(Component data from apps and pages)

=== Section Start ===

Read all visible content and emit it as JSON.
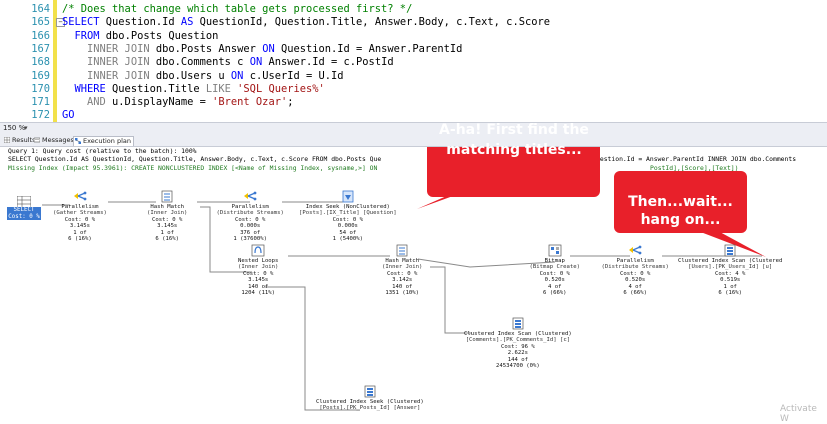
{
  "editor": {
    "lines": [
      {
        "num": "164",
        "parts": [
          {
            "t": "/* Does that change which table gets processed first? */",
            "c": "cm"
          }
        ]
      },
      {
        "num": "165",
        "parts": [
          {
            "t": "SELECT ",
            "c": "kw"
          },
          {
            "t": "Question.Id ",
            "c": ""
          },
          {
            "t": "AS ",
            "c": "kw"
          },
          {
            "t": "QuestionId, Question.Title, Answer.Body, c.Text, c.Score",
            "c": ""
          }
        ]
      },
      {
        "num": "166",
        "parts": [
          {
            "t": "  FROM ",
            "c": "kw"
          },
          {
            "t": "dbo.Posts Question",
            "c": ""
          }
        ]
      },
      {
        "num": "167",
        "parts": [
          {
            "t": "    INNER JOIN ",
            "c": "gray"
          },
          {
            "t": "dbo.Posts Answer ",
            "c": ""
          },
          {
            "t": "ON ",
            "c": "kw"
          },
          {
            "t": "Question.Id = Answer.ParentId",
            "c": ""
          }
        ]
      },
      {
        "num": "168",
        "parts": [
          {
            "t": "    INNER JOIN ",
            "c": "gray"
          },
          {
            "t": "dbo.Comments c ",
            "c": ""
          },
          {
            "t": "ON ",
            "c": "kw"
          },
          {
            "t": "Answer.Id = c.PostId",
            "c": ""
          }
        ]
      },
      {
        "num": "169",
        "parts": [
          {
            "t": "    INNER JOIN ",
            "c": "gray"
          },
          {
            "t": "dbo.Users u ",
            "c": ""
          },
          {
            "t": "ON ",
            "c": "kw"
          },
          {
            "t": "c.UserId = U.Id",
            "c": ""
          }
        ]
      },
      {
        "num": "170",
        "parts": [
          {
            "t": "  WHERE ",
            "c": "kw"
          },
          {
            "t": "Question.Title ",
            "c": ""
          },
          {
            "t": "LIKE ",
            "c": "gray"
          },
          {
            "t": "'SQL Queries%'",
            "c": "str"
          }
        ]
      },
      {
        "num": "171",
        "parts": [
          {
            "t": "    AND ",
            "c": "gray"
          },
          {
            "t": "u.DisplayName = ",
            "c": ""
          },
          {
            "t": "'Brent Ozar'",
            "c": "str"
          },
          {
            "t": ";",
            "c": ""
          }
        ]
      },
      {
        "num": "172",
        "parts": [
          {
            "t": "GO",
            "c": "kw"
          }
        ]
      }
    ]
  },
  "zoom": {
    "value": "150 %"
  },
  "tabs": [
    {
      "label": "Results",
      "icon": "grid-icon"
    },
    {
      "label": "Messages",
      "icon": "message-icon"
    },
    {
      "label": "Execution plan",
      "icon": "plan-icon"
    }
  ],
  "plan": {
    "query_lines": [
      {
        "text": "Query 1: Query cost (relative to the batch): 100%",
        "color": "#000000"
      },
      {
        "text": "SELECT Question.Id AS QuestionId, Question.Title, Answer.Body, c.Text, c.Score FROM dbo.Posts Que",
        "color": "#000000"
      },
      {
        "text": "Missing Index (Impact 95.3961): CREATE NONCLUSTERED INDEX [<Name of Missing Index, sysname,>] ON",
        "color": "#1f7a1f"
      }
    ],
    "query_line_tails": [
      {
        "text": "uestion.Id = Answer.ParentId INNER JOIN dbo.Comments",
        "color": "#000000"
      },
      {
        "text": "PostId],[Score],[Text])",
        "color": "#1f7a1f"
      }
    ],
    "select_node": {
      "line1": "SELECT",
      "line2": "Cost: 0 %"
    },
    "nodes": [
      {
        "id": "par1",
        "lines": [
          "Parallelism",
          "(Gather Streams)",
          "Cost: 0 %",
          "3.145s",
          "1 of",
          "6 (16%)"
        ]
      },
      {
        "id": "hash1",
        "lines": [
          "Hash Match",
          "(Inner Join)",
          "Cost: 0 %",
          "3.145s",
          "1 of",
          "6 (16%)"
        ]
      },
      {
        "id": "par2",
        "lines": [
          "Parallelism",
          "(Distribute Streams)",
          "Cost: 0 %",
          "0.000s",
          "376 of",
          "1 (37600%)"
        ]
      },
      {
        "id": "seek1",
        "lines": [
          "Index Seek (NonClustered)",
          "[Posts].[IX_Title] [Question]",
          "Cost: 0 %",
          "0.000s",
          "54 of",
          "1 (5400%)"
        ]
      },
      {
        "id": "loops",
        "lines": [
          "Nested Loops",
          "(Inner Join)",
          "Cost: 0 %",
          "3.145s",
          "140 of",
          "1204 (11%)"
        ]
      },
      {
        "id": "hash2",
        "lines": [
          "Hash Match",
          "(Inner Join)",
          "Cost: 0 %",
          "3.142s",
          "140 of",
          "1351 (10%)"
        ]
      },
      {
        "id": "bitmap",
        "lines": [
          "Bitmap",
          "(Bitmap Create)",
          "Cost: 0 %",
          "0.520s",
          "4 of",
          "6 (66%)"
        ]
      },
      {
        "id": "par3",
        "lines": [
          "Parallelism",
          "(Distribute Streams)",
          "Cost: 0 %",
          "0.520s",
          "4 of",
          "6 (66%)"
        ]
      },
      {
        "id": "scan1",
        "lines": [
          "Clustered Index Scan (Clustered",
          "[Users].[PK_Users_Id] [u]",
          "Cost: 4 %",
          "0.519s",
          "1 of",
          "6 (16%)"
        ]
      },
      {
        "id": "scan2",
        "lines": [
          "Clustered Index Scan (Clustered)",
          "[Comments].[PK_Comments_Id] [c]",
          "Cost: 96 %",
          "2.622s",
          "144 of",
          "24534700 (0%)"
        ]
      },
      {
        "id": "seek2",
        "lines": [
          "Clustered Index Seek (Clustered)",
          "[Posts].[PK_Posts_Id] [Answer]"
        ]
      }
    ]
  },
  "callouts": {
    "first": {
      "line1": "A-ha! First find the",
      "line2": "matching titles...",
      "color": "#e8202a"
    },
    "second": {
      "line1": "Then...wait...",
      "line2": "hang on...",
      "color": "#e8202a"
    }
  },
  "watermark": "Activate W"
}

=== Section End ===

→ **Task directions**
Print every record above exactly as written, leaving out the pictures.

→ **Response**
Read all visible content and emit it as JSON.
{
  "editor": {
    "lines": [
      {
        "num": "164",
        "parts": [
          {
            "t": "/* Does that change which table gets processed first? */",
            "c": "cm"
          }
        ]
      },
      {
        "num": "165",
        "parts": [
          {
            "t": "SELECT ",
            "c": "kw"
          },
          {
            "t": "Question.Id ",
            "c": ""
          },
          {
            "t": "AS ",
            "c": "kw"
          },
          {
            "t": "QuestionId, Question.Title, Answer.Body, c.Text, c.Score",
            "c": ""
          }
        ]
      },
      {
        "num": "166",
        "parts": [
          {
            "t": "  FROM ",
            "c": "kw"
          },
          {
            "t": "dbo.Posts Question",
            "c": ""
          }
        ]
      },
      {
        "num": "167",
        "parts": [
          {
            "t": "    INNER JOIN ",
            "c": "gray"
          },
          {
            "t": "dbo.Posts Answer ",
            "c": ""
          },
          {
            "t": "ON ",
            "c": "kw"
          },
          {
            "t": "Question.Id = Answer.ParentId",
            "c": ""
          }
        ]
      },
      {
        "num": "168",
        "parts": [
          {
            "t": "    INNER JOIN ",
            "c": "gray"
          },
          {
            "t": "dbo.Comments c ",
            "c": ""
          },
          {
            "t": "ON ",
            "c": "kw"
          },
          {
            "t": "Answer.Id = c.PostId",
            "c": ""
          }
        ]
      },
      {
        "num": "169",
        "parts": [
          {
            "t": "    INNER JOIN ",
            "c": "gray"
          },
          {
            "t": "dbo.Users u ",
            "c": ""
          },
          {
            "t": "ON ",
            "c": "kw"
          },
          {
            "t": "c.UserId = U.Id",
            "c": ""
          }
        ]
      },
      {
        "num": "170",
        "parts": [
          {
            "t": "  WHERE ",
            "c": "kw"
          },
          {
            "t": "Question.Title ",
            "c": ""
          },
          {
            "t": "LIKE ",
            "c": "gray"
          },
          {
            "t": "'SQL Queries%'",
            "c": "str"
          }
        ]
      },
      {
        "num": "171",
        "parts": [
          {
            "t": "    AND ",
            "c": "gray"
          },
          {
            "t": "u.DisplayName = ",
            "c": ""
          },
          {
            "t": "'Brent Ozar'",
            "c": "str"
          },
          {
            "t": ";",
            "c": ""
          }
        ]
      },
      {
        "num": "172",
        "parts": [
          {
            "t": "GO",
            "c": "kw"
          }
        ]
      }
    ]
  },
  "zoom": {
    "value": "150 %"
  },
  "tabs": [
    {
      "label": "Results",
      "icon": "grid-icon"
    },
    {
      "label": "Messages",
      "icon": "message-icon"
    },
    {
      "label": "Execution plan",
      "icon": "plan-icon"
    }
  ],
  "plan": {
    "query_lines": [
      {
        "text": "Query 1: Query cost (relative to the batch): 100%",
        "color": "#000000"
      },
      {
        "text": "SELECT Question.Id AS QuestionId, Question.Title, Answer.Body, c.Text, c.Score FROM dbo.Posts Que",
        "color": "#000000"
      },
      {
        "text": "Missing Index (Impact 95.3961): CREATE NONCLUSTERED INDEX [<Name of Missing Index, sysname,>] ON",
        "color": "#1f7a1f"
      }
    ],
    "query_line_tails": [
      {
        "text": "uestion.Id = Answer.ParentId INNER JOIN dbo.Comments",
        "color": "#000000"
      },
      {
        "text": "PostId],[Score],[Text])",
        "color": "#1f7a1f"
      }
    ],
    "select_node": {
      "line1": "SELECT",
      "line2": "Cost: 0 %"
    },
    "nodes": [
      {
        "id": "par1",
        "lines": [
          "Parallelism",
          "(Gather Streams)",
          "Cost: 0 %",
          "3.145s",
          "1 of",
          "6 (16%)"
        ]
      },
      {
        "id": "hash1",
        "lines": [
          "Hash Match",
          "(Inner Join)",
          "Cost: 0 %",
          "3.145s",
          "1 of",
          "6 (16%)"
        ]
      },
      {
        "id": "par2",
        "lines": [
          "Parallelism",
          "(Distribute Streams)",
          "Cost: 0 %",
          "0.000s",
          "376 of",
          "1 (37600%)"
        ]
      },
      {
        "id": "seek1",
        "lines": [
          "Index Seek (NonClustered)",
          "[Posts].[IX_Title] [Question]",
          "Cost: 0 %",
          "0.000s",
          "54 of",
          "1 (5400%)"
        ]
      },
      {
        "id": "loops",
        "lines": [
          "Nested Loops",
          "(Inner Join)",
          "Cost: 0 %",
          "3.145s",
          "140 of",
          "1204 (11%)"
        ]
      },
      {
        "id": "hash2",
        "lines": [
          "Hash Match",
          "(Inner Join)",
          "Cost: 0 %",
          "3.142s",
          "140 of",
          "1351 (10%)"
        ]
      },
      {
        "id": "bitmap",
        "lines": [
          "Bitmap",
          "(Bitmap Create)",
          "Cost: 0 %",
          "0.520s",
          "4 of",
          "6 (66%)"
        ]
      },
      {
        "id": "par3",
        "lines": [
          "Parallelism",
          "(Distribute Streams)",
          "Cost: 0 %",
          "0.520s",
          "4 of",
          "6 (66%)"
        ]
      },
      {
        "id": "scan1",
        "lines": [
          "Clustered Index Scan (Clustered",
          "[Users].[PK_Users_Id] [u]",
          "Cost: 4 %",
          "0.519s",
          "1 of",
          "6 (16%)"
        ]
      },
      {
        "id": "scan2",
        "lines": [
          "Clustered Index Scan (Clustered)",
          "[Comments].[PK_Comments_Id] [c]",
          "Cost: 96 %",
          "2.622s",
          "144 of",
          "24534700 (0%)"
        ]
      },
      {
        "id": "seek2",
        "lines": [
          "Clustered Index Seek (Clustered)",
          "[Posts].[PK_Posts_Id] [Answer]"
        ]
      }
    ]
  },
  "callouts": {
    "first": {
      "line1": "A-ha! First find the",
      "line2": "matching titles...",
      "color": "#e8202a"
    },
    "second": {
      "line1": "Then...wait...",
      "line2": "hang on...",
      "color": "#e8202a"
    }
  },
  "watermark": "Activate W"
}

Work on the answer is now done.